BS: When I started, board designs were designed on gridded paper with multiple colored pencils on a 2 times size scale and then taped on matt film that would be sent out to be photographed at the true 1-time size scale. The advent of the computer and the computer-aided software for this purpose was probably the first big improvement in the creation of board design.
Follow-up question: Why is that a revolutionary change and how does that help further the industry?
RC: Advances in chip technology has provided much more functionality in the chip die, which translates to smaller device packages at the PCB level. One example would be hand-held devices such as cell phones employ many of these advances. They have gotten so much smaller over the years with much more capabilities and with less power consumption.
MH: This is revolutionary because it gives engineers access to information that they didn’t have before (like costing and component heights) to reduce spending where possible and prevent physical violations. This means that companies can continue to get their products to market cheaper (by buying less expensive components) and faster (by eliminating re-spins due to physical conflicts).
BS: The computer-aided software for the design of a board design has reduced the time frame for a board design from weeks to a matter of a few days.
Q4. From your experience in the industry, how has PCB design changed and/or remained the same?
RC: PCB design construction remains the same, but the number of layers has increased, trace width and spacing have become smaller.
MH: Changed – everything is done on a computer now.
BS: The speed and complexity of designs now are far greater than when I started.
Follow-up question: What challenges arise because of that? And How are they affected by this change?
RC: Manufacturing is clearly impacted by these changes, the manufacturer needs to have the latest most accurate equipment and processes to reliably produce products with good yields.
MH: The challenge is that engineers and layout designers need to be proficient in the CAD tool that they’re using to most quickly communicate their design intent to the software. CAD tools by the same measure need to be easy to use but also functional enough to handle to most challenging designs so the engineers are not held back. The effect is boards that are vastly more complex than their predecessors while not requiring a significant uptick in staff to create them.
BS: Back when I was designing boards a major design might have a couple of hundred parts making up the design. Now it is not unusual to have a design with thousands of parts in them.
Q5. How do you expect the industry to change or evolve in the next 10 years?
RC: We will continue to make advances in manufacturing smaller devices, with lower power consumption, and higher functionality.
MH: Smaller, Faster, Cheaper. More integration and fewer ECAD vendors

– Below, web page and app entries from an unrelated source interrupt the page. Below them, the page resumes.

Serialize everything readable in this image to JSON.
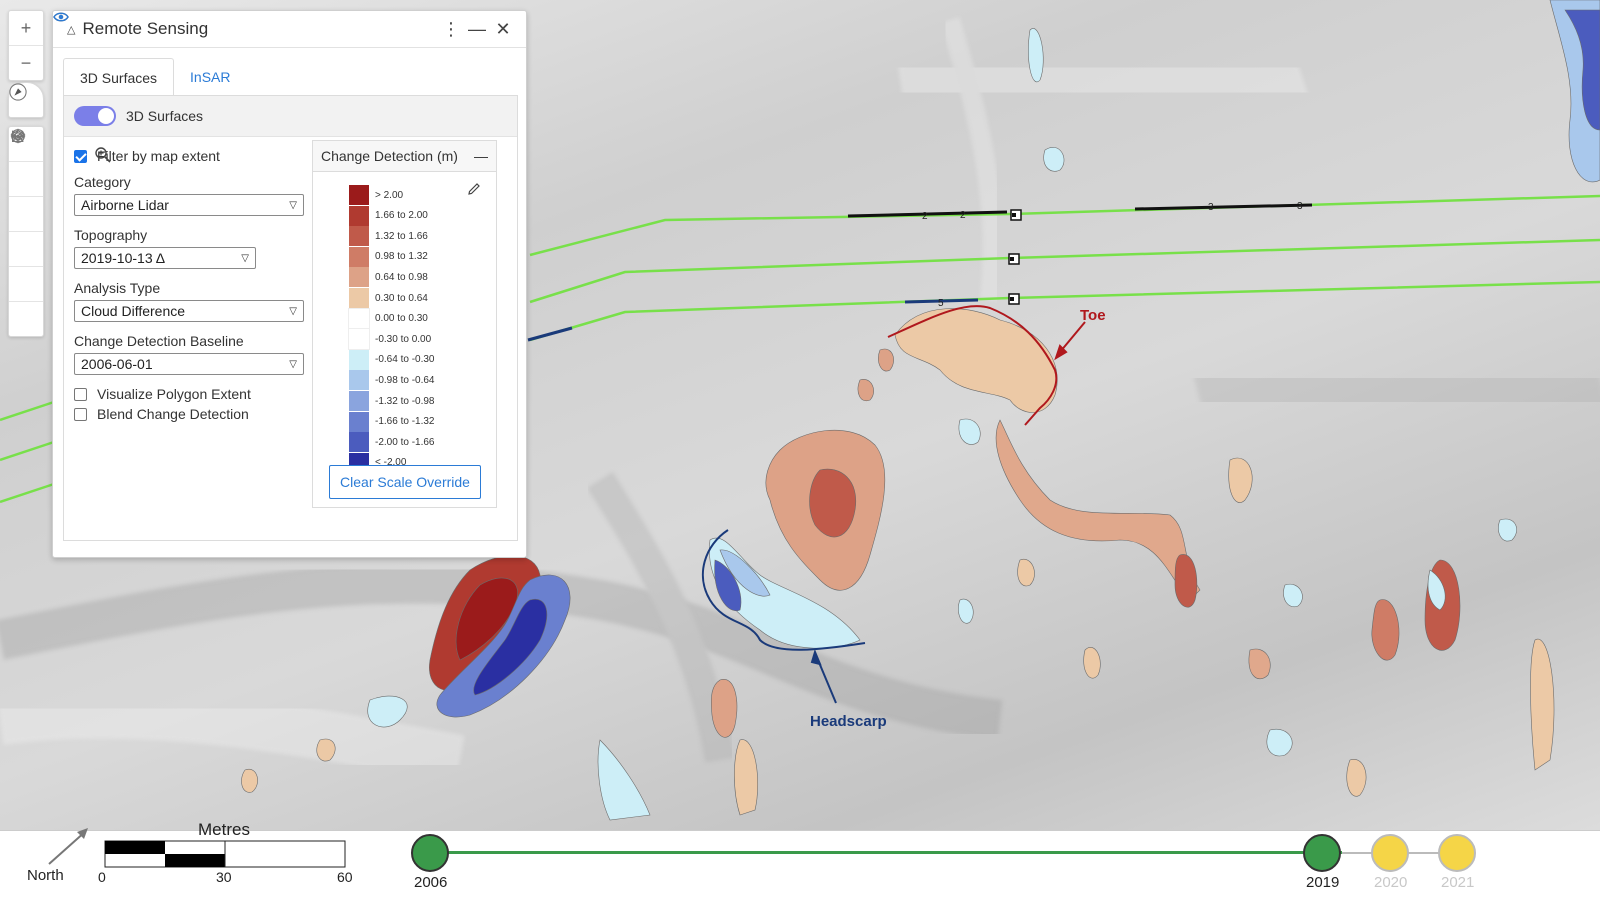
{
  "panel": {
    "title": "Remote Sensing",
    "tabs": [
      {
        "label": "3D Surfaces"
      },
      {
        "label": "InSAR"
      }
    ],
    "toggle_label": "3D Surfaces",
    "filter_label": "Filter by map extent",
    "category": {
      "label": "Category",
      "value": "Airborne Lidar"
    },
    "topography": {
      "label": "Topography",
      "value": "2019-10-13 Δ"
    },
    "analysis": {
      "label": "Analysis Type",
      "value": "Cloud Difference"
    },
    "baseline": {
      "label": "Change Detection Baseline",
      "value": "2006-06-01"
    },
    "visualize_label": "Visualize Polygon Extent",
    "blend_label": "Blend Change Detection",
    "toggle_on": true,
    "filter_checked": true,
    "visualize_checked": false,
    "blend_checked": false
  },
  "legend": {
    "title": "Change Detection (m)",
    "clear_label": "Clear Scale Override",
    "items": [
      {
        "label": "> 2.00",
        "color": "#9b1b1b"
      },
      {
        "label": "1.66 to 2.00",
        "color": "#b03a30"
      },
      {
        "label": "1.32 to 1.66",
        "color": "#c05a4a"
      },
      {
        "label": "0.98 to 1.32",
        "color": "#cf7c66"
      },
      {
        "label": "0.64 to 0.98",
        "color": "#dda287"
      },
      {
        "label": "0.30 to 0.64",
        "color": "#ecc9a6"
      },
      {
        "label": "0.00 to 0.30",
        "color": "#ffffff"
      },
      {
        "label": "-0.30 to 0.00",
        "color": "#ffffff"
      },
      {
        "label": "-0.64 to -0.30",
        "color": "#cdeef7"
      },
      {
        "label": "-0.98 to -0.64",
        "color": "#a9c8ec"
      },
      {
        "label": "-1.32 to -0.98",
        "color": "#8aa4de"
      },
      {
        "label": "-1.66 to -1.32",
        "color": "#6a80cf"
      },
      {
        "label": "-2.00 to -1.66",
        "color": "#4b5cbe"
      },
      {
        "label": "< -2.00",
        "color": "#2a2fa2"
      }
    ]
  },
  "map": {
    "annotations": {
      "toe": "Toe",
      "headscarp": "Headscarp"
    },
    "toe_color": "#b0181d",
    "headscarp_color": "#1a3a7a",
    "line_color": "#78e04a",
    "segment_labels": [
      "2",
      "2",
      "3",
      "3",
      "5"
    ]
  },
  "scale_bar": {
    "title": "Metres",
    "ticks": [
      "0",
      "30",
      "60"
    ],
    "north_label": "North"
  },
  "timeline": {
    "years": [
      {
        "label": "2006",
        "state": "active"
      },
      {
        "label": "2019",
        "state": "active"
      },
      {
        "label": "2020",
        "state": "inactive"
      },
      {
        "label": "2021",
        "state": "inactive"
      }
    ],
    "active_color": "#3a9a4a",
    "inactive_color": "#f5d547"
  }
}
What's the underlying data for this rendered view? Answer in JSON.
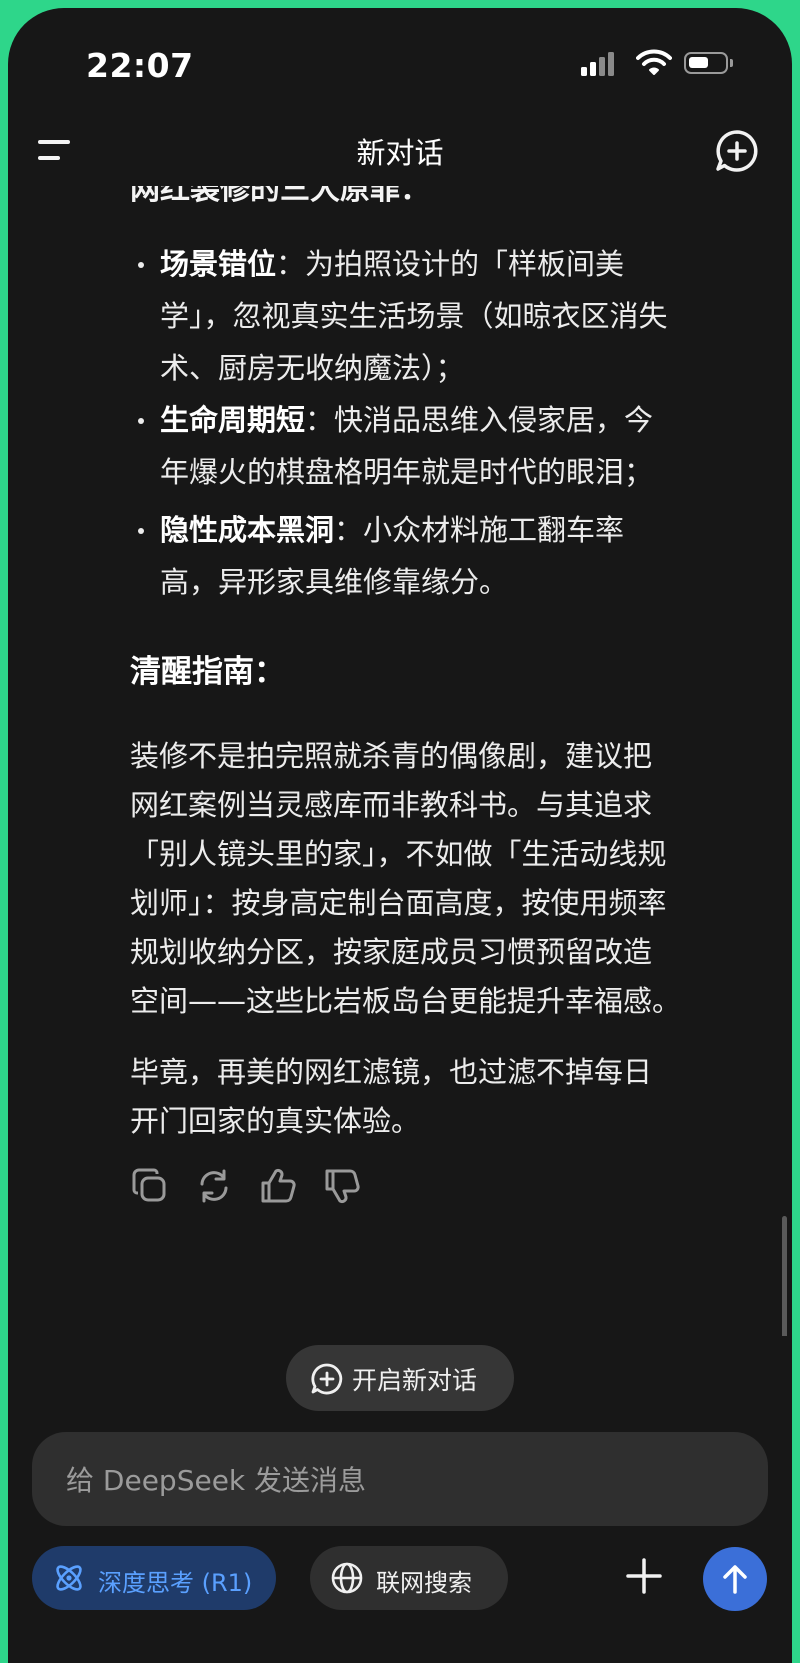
{
  "status_bar": {
    "time": "22:07"
  },
  "header": {
    "title": "新对话"
  },
  "content": {
    "cut_off_heading": "网红装修的三大原罪：",
    "bullets": [
      {
        "term": "场景错位",
        "lines": [
          "：为拍照设计的「样板间美",
          "学」，忽视真实生活场景（如晾衣区消失",
          "术、厨房无收纳魔法）；"
        ]
      },
      {
        "term": "生命周期短",
        "lines": [
          "：快消品思维入侵家居，今",
          "年爆火的棋盘格明年就是时代的眼泪；"
        ]
      },
      {
        "term": "隐性成本黑洞",
        "lines": [
          "：小众材料施工翻车率",
          "高，异形家具维修靠缘分。"
        ]
      }
    ],
    "guide_heading": "清醒指南：",
    "paragraph1_lines": [
      "装修不是拍完照就杀青的偶像剧，建议把",
      "网红案例当灵感库而非教科书。与其追求",
      "「别人镜头里的家」，不如做「生活动线规",
      "划师」：按身高定制台面高度，按使用频率",
      "规划收纳分区，按家庭成员习惯预留改造",
      "空间——这些比岩板岛台更能提升幸福感。"
    ],
    "paragraph2_lines": [
      "毕竟，再美的网红滤镜，也过滤不掉每日",
      "开门回家的真实体验。"
    ]
  },
  "actions": {
    "icons": [
      "copy-icon",
      "regenerate-icon",
      "thumbs-up-icon",
      "thumbs-down-icon"
    ]
  },
  "new_chat_pill": {
    "label": "开启新对话"
  },
  "composer": {
    "placeholder": "给 DeepSeek 发送消息",
    "value": "",
    "deep_think_label": "深度思考 (R1)",
    "web_search_label": "联网搜索",
    "deep_think_active": true
  },
  "colors": {
    "background": "#171717",
    "accent": "#3b6fd8",
    "deep_think_bg": "#1f3b6a",
    "deep_think_text": "#5aa0ff",
    "frame_border": "#2ed68a"
  }
}
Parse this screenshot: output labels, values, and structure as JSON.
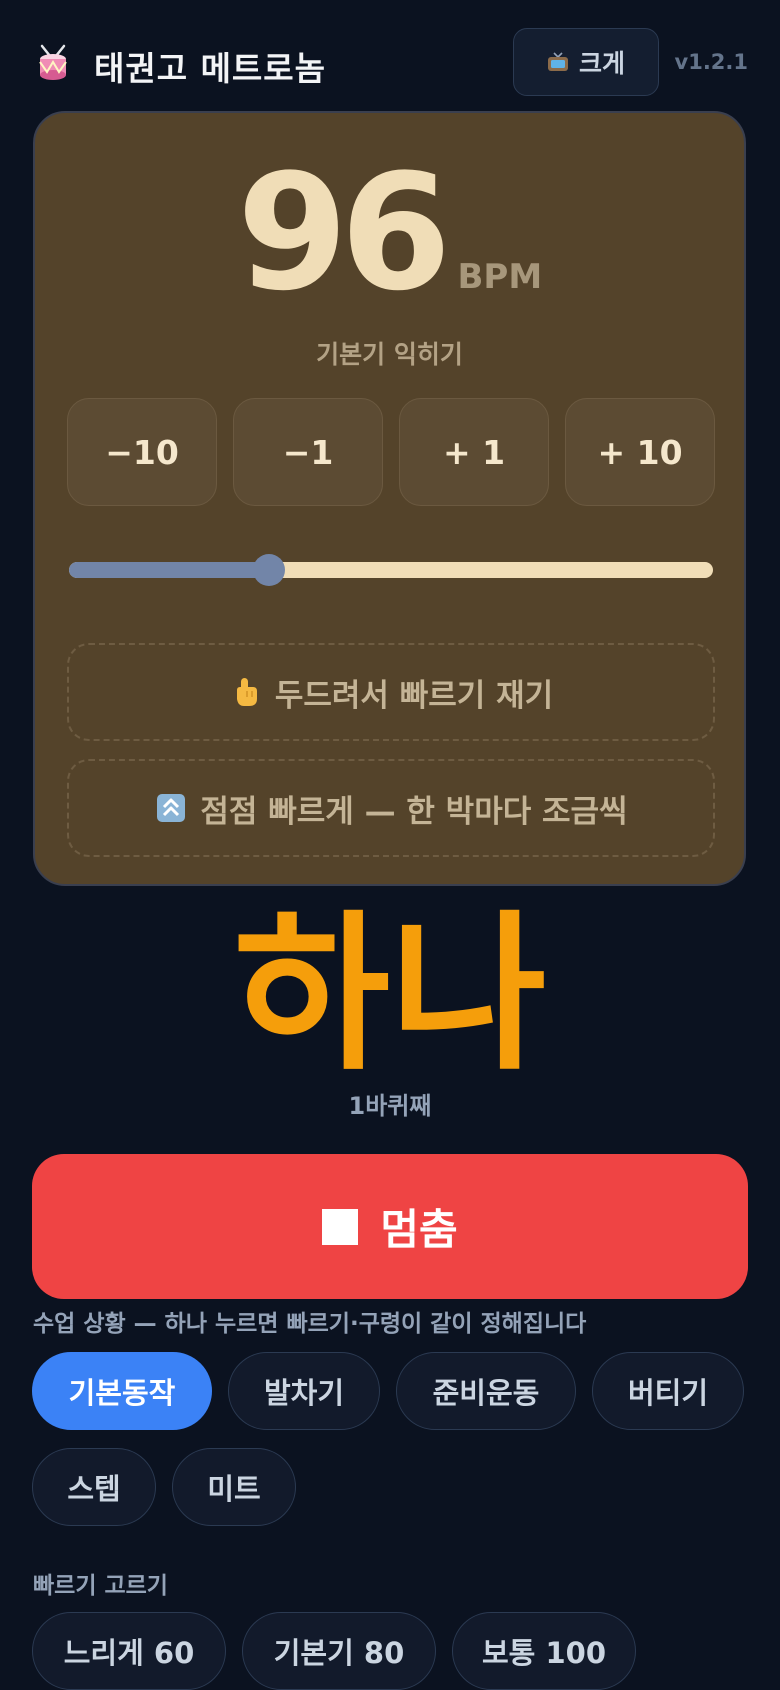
{
  "header": {
    "app_icon": "drum-icon",
    "title": "태권고 메트로놈",
    "big_button_icon": "tv-icon",
    "big_button_label": "크게",
    "version": "v1.2.1"
  },
  "tempo": {
    "bpm": "96",
    "unit": "BPM",
    "mode_label": "기본기 익히기",
    "steps": [
      "−10",
      "−1",
      "+ 1",
      "+ 10"
    ],
    "slider_fraction": 0.31,
    "tap_icon": "pointing-hand-icon",
    "tap_label": "두드려서 빠르기 재기",
    "ramp_icon": "up-arrows-icon",
    "ramp_label": "점점 빠르게 — 한 박마다 조금씩"
  },
  "count": {
    "word": "하나",
    "round": "1바퀴째"
  },
  "stop_button": {
    "icon": "stop-square-icon",
    "label": "멈춤"
  },
  "class_section": {
    "label": "수업 상황 — 하나 누르면 빠르기·구령이 같이 정해집니다",
    "chips": [
      "기본동작",
      "발차기",
      "준비운동",
      "버티기",
      "스텝",
      "미트"
    ],
    "selected": "기본동작"
  },
  "speed_section": {
    "label": "빠르기 고르기",
    "chips": [
      "느리게 60",
      "기본기 80",
      "보통 100"
    ]
  },
  "colors": {
    "background": "#0b1220",
    "panel": "#54432a",
    "accent_count": "#f59e0b",
    "stop": "#ef4444",
    "chip_active": "#3b82f6"
  }
}
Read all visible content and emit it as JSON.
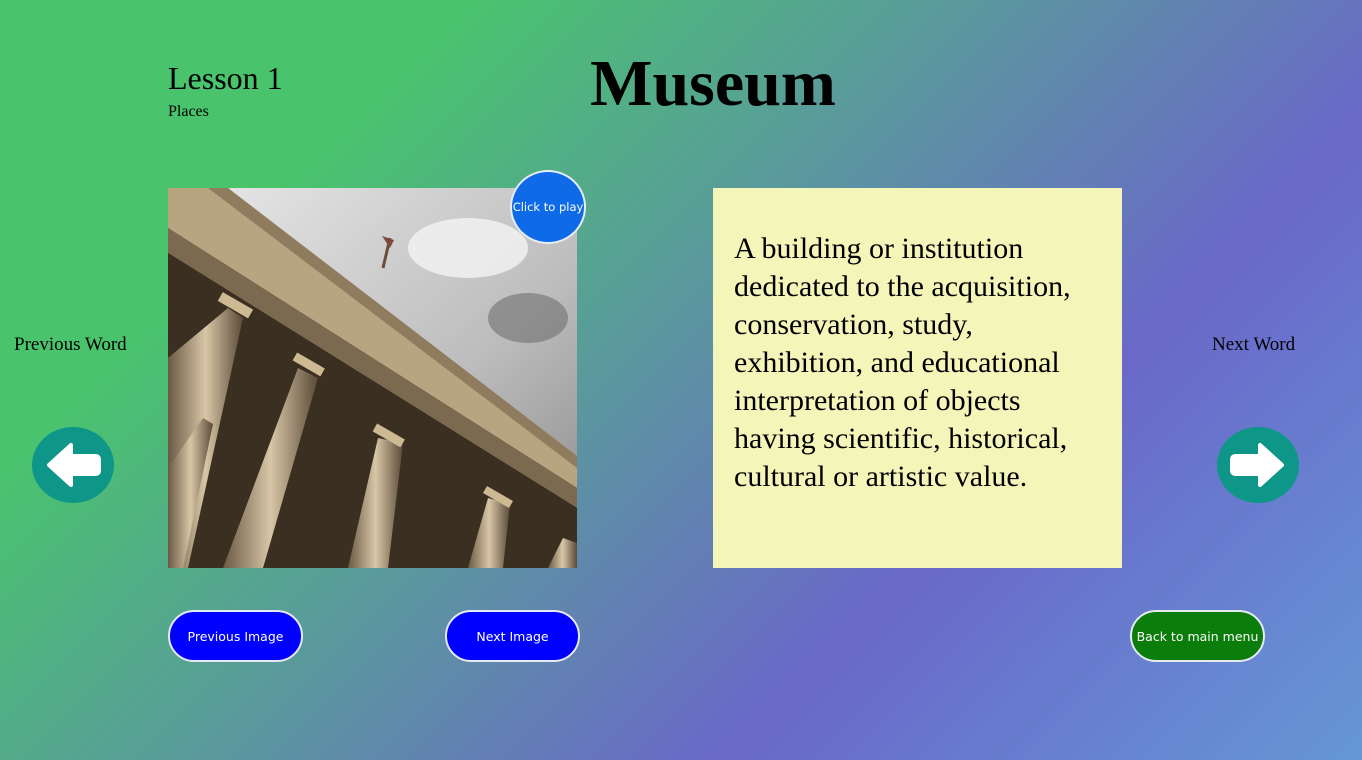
{
  "lesson": {
    "title": "Lesson 1",
    "category": "Places"
  },
  "word": "Museum",
  "definition": "A building or institution dedicated to the acquisition, conservation, study, exhibition, and educational interpretation of objects having scientific, historical, cultural or artistic value.",
  "navigation": {
    "previous_word_label": "Previous Word",
    "next_word_label": "Next Word",
    "previous_icon": "arrow-left-icon",
    "next_icon": "arrow-right-icon"
  },
  "media": {
    "play_label": "Click to play"
  },
  "buttons": {
    "previous_image": "Previous Image",
    "next_image": "Next Image",
    "back_to_menu": "Back to main menu"
  },
  "colors": {
    "gradient_start": "#49c46d",
    "gradient_mid": "#6a68c9",
    "gradient_end": "#6597d6",
    "arrow_button": "#0e9688",
    "play_button": "#0f6ae8",
    "image_button": "#0000ff",
    "menu_button": "#0a7d0a",
    "definition_card": "#f3f5b9"
  }
}
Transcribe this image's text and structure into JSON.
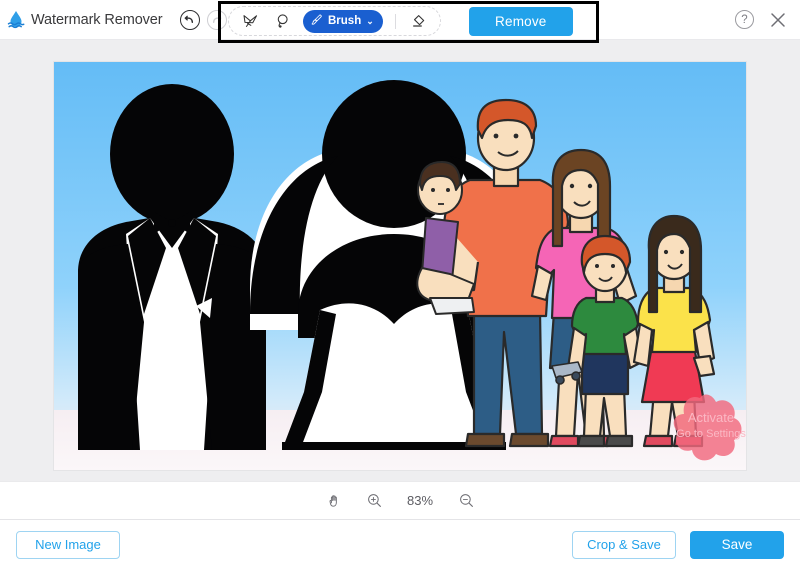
{
  "app": {
    "title": "Watermark Remover",
    "logo_icon": "water-drop-icon"
  },
  "header": {
    "undo_icon": "undo-arrow-icon",
    "redo_icon": "redo-arrow-icon",
    "help_label": "?",
    "help_icon": "help-circle-icon",
    "close_icon": "close-x-icon"
  },
  "toolbar": {
    "tools": [
      {
        "name": "magic-wand-icon",
        "label": "Magic Wand",
        "active": false
      },
      {
        "name": "lasso-icon",
        "label": "Lasso",
        "active": false
      }
    ],
    "brush": {
      "label": "Brush",
      "icon": "brush-icon",
      "chevron": "⌄",
      "active": true,
      "color": "#1a5fd0"
    },
    "eraser": {
      "name": "eraser-icon",
      "label": "Eraser"
    },
    "remove_label": "Remove",
    "remove_color": "#22a2ea",
    "highlight_box_color": "#000000"
  },
  "canvas": {
    "image_alt": "Wedding couple silhouette with cartoon family",
    "watermark_text_line1": "Activate",
    "watermark_text_line2": "Go to Settings",
    "mask_color": "#f2697e"
  },
  "zoombar": {
    "pan_icon": "hand-pan-icon",
    "zoom_in_icon": "zoom-in-icon",
    "zoom_out_icon": "zoom-out-icon",
    "zoom_level": "83%"
  },
  "footer": {
    "new_image_label": "New Image",
    "crop_save_label": "Crop & Save",
    "save_label": "Save",
    "accent_color": "#22a2ea"
  }
}
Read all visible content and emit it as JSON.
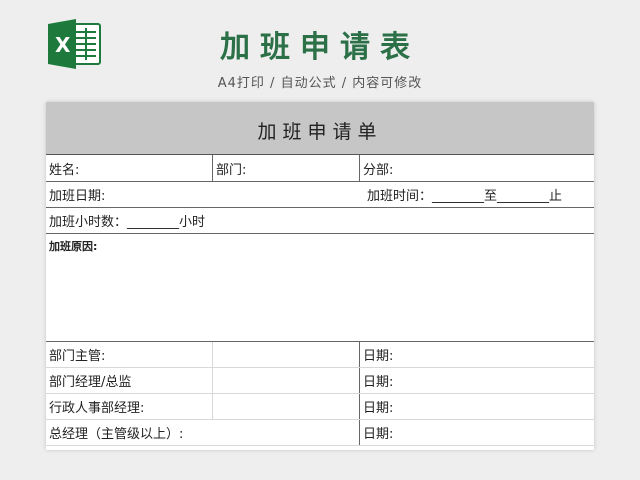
{
  "banner": {
    "title": "加班申请表",
    "subtitle": "A4打印 / 自动公式 / 内容可修改",
    "logo_icon": "excel-icon",
    "brand_color": "#2b7047"
  },
  "form": {
    "title": "加班申请单",
    "row1": {
      "name": "姓名:",
      "dept": "部门:",
      "division": "分部:"
    },
    "row2": {
      "date": "加班日期:",
      "time": "加班时间：________至________止"
    },
    "row3": {
      "hours": "加班小时数：________小时"
    },
    "row4": {
      "reason": "加班原因:"
    },
    "approvals": [
      {
        "role": "部门主管:",
        "date": "日期:"
      },
      {
        "role": "部门经理/总监",
        "date": "日期:"
      },
      {
        "role": "行政人事部经理:",
        "date": "日期:"
      },
      {
        "role": "总经理（主管级以上）:",
        "date": "日期:"
      }
    ]
  }
}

BS: As has happened over the last 10 to 15 years the number of board design software companies is going to continue to decrease. Over the last 10 to 15 years the number of companies providing this software have decreased through mergers and takeovers.
According to a recent market report by Technavio, the global printed circuit board market is expected to grow at a CAGR rate of 3% by 2020. This growth is predicted based on the increase in demand for IoT devices, wearables, and other advanced technologies. The anticipated highest revenue contributor for the PCB market in this timeframe is the networking and communication segment, expected to account for a revenue share of around 30% by 2020.
With these thoughts in mind, the future of the PCB Industry has a very positive outlook. Going forward engineers and technical specialists alike have a lot to look forward to as the industry continues to evolve with an increased focus on technological advances. For the latest updates and industry trends sign up for our newsletter below.